=== TASK REQUIREMENTS ===
Each line containing the string "Sales" should be copied out of the entries.

=== DATASET CONTENT ===

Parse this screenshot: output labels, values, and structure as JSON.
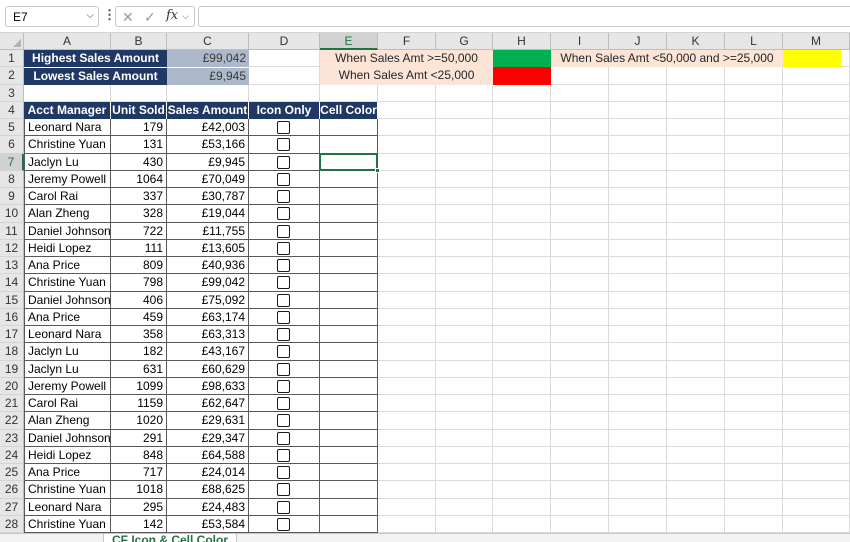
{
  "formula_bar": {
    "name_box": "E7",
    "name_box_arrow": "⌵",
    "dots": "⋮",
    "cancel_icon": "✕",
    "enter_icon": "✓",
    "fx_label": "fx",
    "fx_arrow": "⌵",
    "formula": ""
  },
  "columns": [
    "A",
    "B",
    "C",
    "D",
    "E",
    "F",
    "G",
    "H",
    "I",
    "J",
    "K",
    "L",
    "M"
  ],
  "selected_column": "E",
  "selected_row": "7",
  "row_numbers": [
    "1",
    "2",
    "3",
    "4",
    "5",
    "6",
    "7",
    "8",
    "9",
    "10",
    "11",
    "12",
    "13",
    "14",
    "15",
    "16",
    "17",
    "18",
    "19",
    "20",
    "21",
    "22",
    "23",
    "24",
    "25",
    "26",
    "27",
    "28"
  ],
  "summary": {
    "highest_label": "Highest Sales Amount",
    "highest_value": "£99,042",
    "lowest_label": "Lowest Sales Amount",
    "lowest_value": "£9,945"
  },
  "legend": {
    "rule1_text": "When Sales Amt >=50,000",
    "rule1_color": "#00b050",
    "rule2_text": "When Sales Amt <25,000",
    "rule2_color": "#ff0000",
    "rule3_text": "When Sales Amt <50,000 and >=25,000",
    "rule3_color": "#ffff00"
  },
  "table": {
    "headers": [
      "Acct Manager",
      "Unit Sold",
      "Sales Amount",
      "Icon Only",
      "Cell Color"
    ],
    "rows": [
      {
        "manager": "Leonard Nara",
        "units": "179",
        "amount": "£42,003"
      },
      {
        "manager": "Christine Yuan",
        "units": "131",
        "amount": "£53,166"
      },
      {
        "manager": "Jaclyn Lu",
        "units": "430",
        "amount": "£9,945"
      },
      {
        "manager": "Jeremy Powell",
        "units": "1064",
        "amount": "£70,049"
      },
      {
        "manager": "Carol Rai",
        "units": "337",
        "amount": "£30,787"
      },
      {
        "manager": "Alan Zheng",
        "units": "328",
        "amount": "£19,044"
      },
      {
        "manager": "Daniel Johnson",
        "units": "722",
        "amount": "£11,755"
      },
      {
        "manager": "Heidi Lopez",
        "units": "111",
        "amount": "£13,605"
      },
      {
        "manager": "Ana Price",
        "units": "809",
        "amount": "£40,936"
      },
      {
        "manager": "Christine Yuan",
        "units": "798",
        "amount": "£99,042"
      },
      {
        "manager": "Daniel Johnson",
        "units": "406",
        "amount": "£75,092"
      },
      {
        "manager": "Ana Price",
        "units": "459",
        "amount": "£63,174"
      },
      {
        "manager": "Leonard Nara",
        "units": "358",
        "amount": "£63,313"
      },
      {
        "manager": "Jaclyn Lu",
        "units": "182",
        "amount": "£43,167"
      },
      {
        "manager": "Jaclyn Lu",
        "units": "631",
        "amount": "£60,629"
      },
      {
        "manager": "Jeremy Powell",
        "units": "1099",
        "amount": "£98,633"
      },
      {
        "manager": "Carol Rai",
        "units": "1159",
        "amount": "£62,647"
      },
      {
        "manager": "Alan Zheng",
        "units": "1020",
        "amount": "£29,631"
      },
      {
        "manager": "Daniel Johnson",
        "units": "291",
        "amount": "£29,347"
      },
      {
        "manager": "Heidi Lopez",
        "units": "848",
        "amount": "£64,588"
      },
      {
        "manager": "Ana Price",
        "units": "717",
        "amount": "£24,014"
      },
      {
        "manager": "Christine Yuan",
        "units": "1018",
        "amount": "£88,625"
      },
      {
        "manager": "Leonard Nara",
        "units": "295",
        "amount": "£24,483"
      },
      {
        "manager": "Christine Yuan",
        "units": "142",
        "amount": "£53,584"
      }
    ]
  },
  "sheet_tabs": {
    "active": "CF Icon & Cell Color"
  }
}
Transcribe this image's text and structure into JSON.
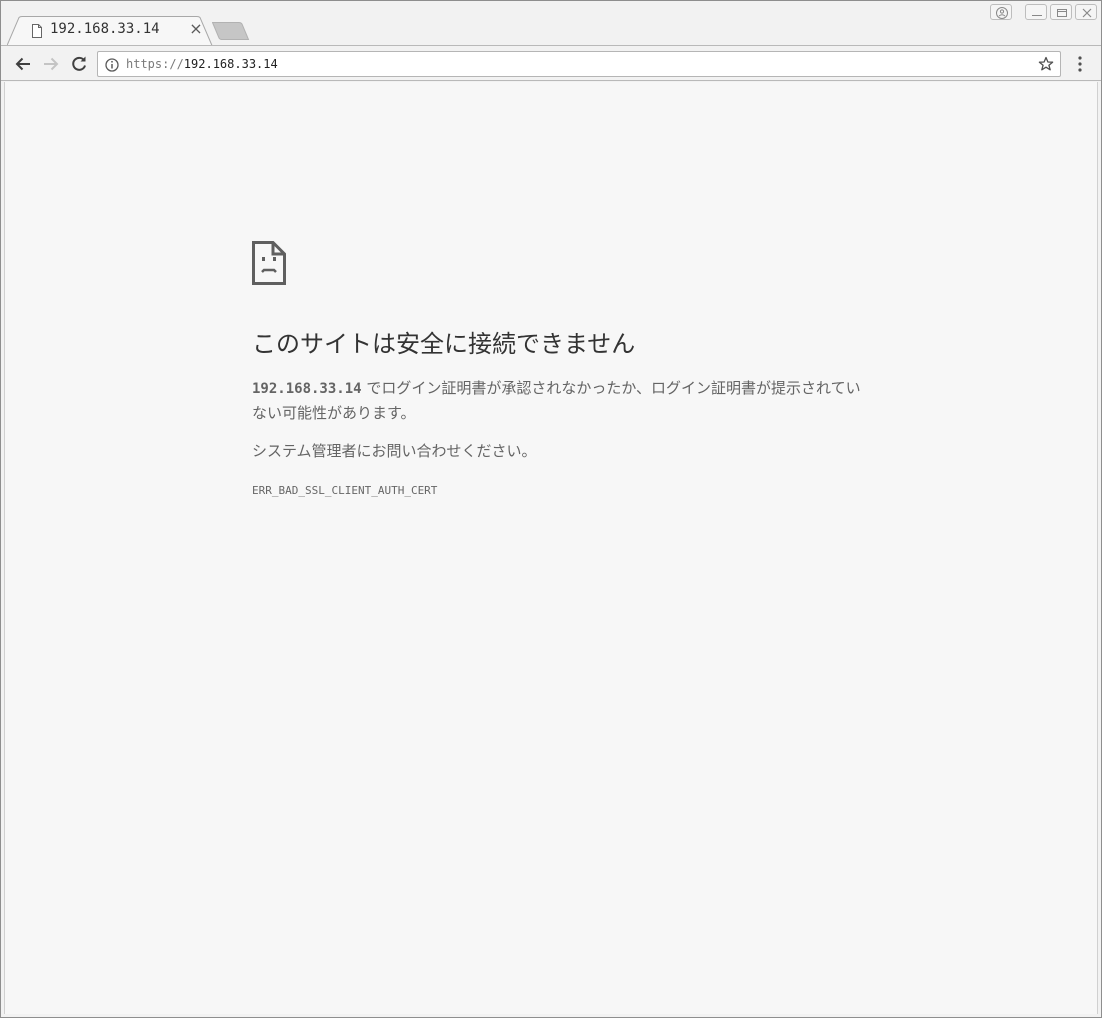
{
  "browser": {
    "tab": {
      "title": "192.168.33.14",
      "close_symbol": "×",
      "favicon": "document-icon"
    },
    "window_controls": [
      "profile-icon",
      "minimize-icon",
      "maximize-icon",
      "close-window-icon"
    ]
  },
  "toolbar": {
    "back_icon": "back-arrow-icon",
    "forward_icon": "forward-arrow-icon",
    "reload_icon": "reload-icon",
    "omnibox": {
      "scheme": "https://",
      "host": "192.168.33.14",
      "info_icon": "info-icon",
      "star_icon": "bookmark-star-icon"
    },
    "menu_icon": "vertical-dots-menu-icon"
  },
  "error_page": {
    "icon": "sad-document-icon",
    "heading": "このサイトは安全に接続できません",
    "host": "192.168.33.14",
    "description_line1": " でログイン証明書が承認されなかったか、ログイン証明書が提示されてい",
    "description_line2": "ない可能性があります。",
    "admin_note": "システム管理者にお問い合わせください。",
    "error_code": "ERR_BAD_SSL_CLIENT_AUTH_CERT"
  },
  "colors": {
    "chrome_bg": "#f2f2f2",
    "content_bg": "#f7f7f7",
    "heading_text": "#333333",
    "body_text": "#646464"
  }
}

=== REPLY TO THE TASK ===
    "highest_label": "Highest Sales Amount",
    "lowest_label": "Lowest Sales Amount",
    "rule1_text": "When Sales Amt >=50,000",
    "rule2_text": "When Sales Amt <25,000",
    "rule3_text": "When Sales Amt <50,000 and >=25,000",
      "Sales Amount",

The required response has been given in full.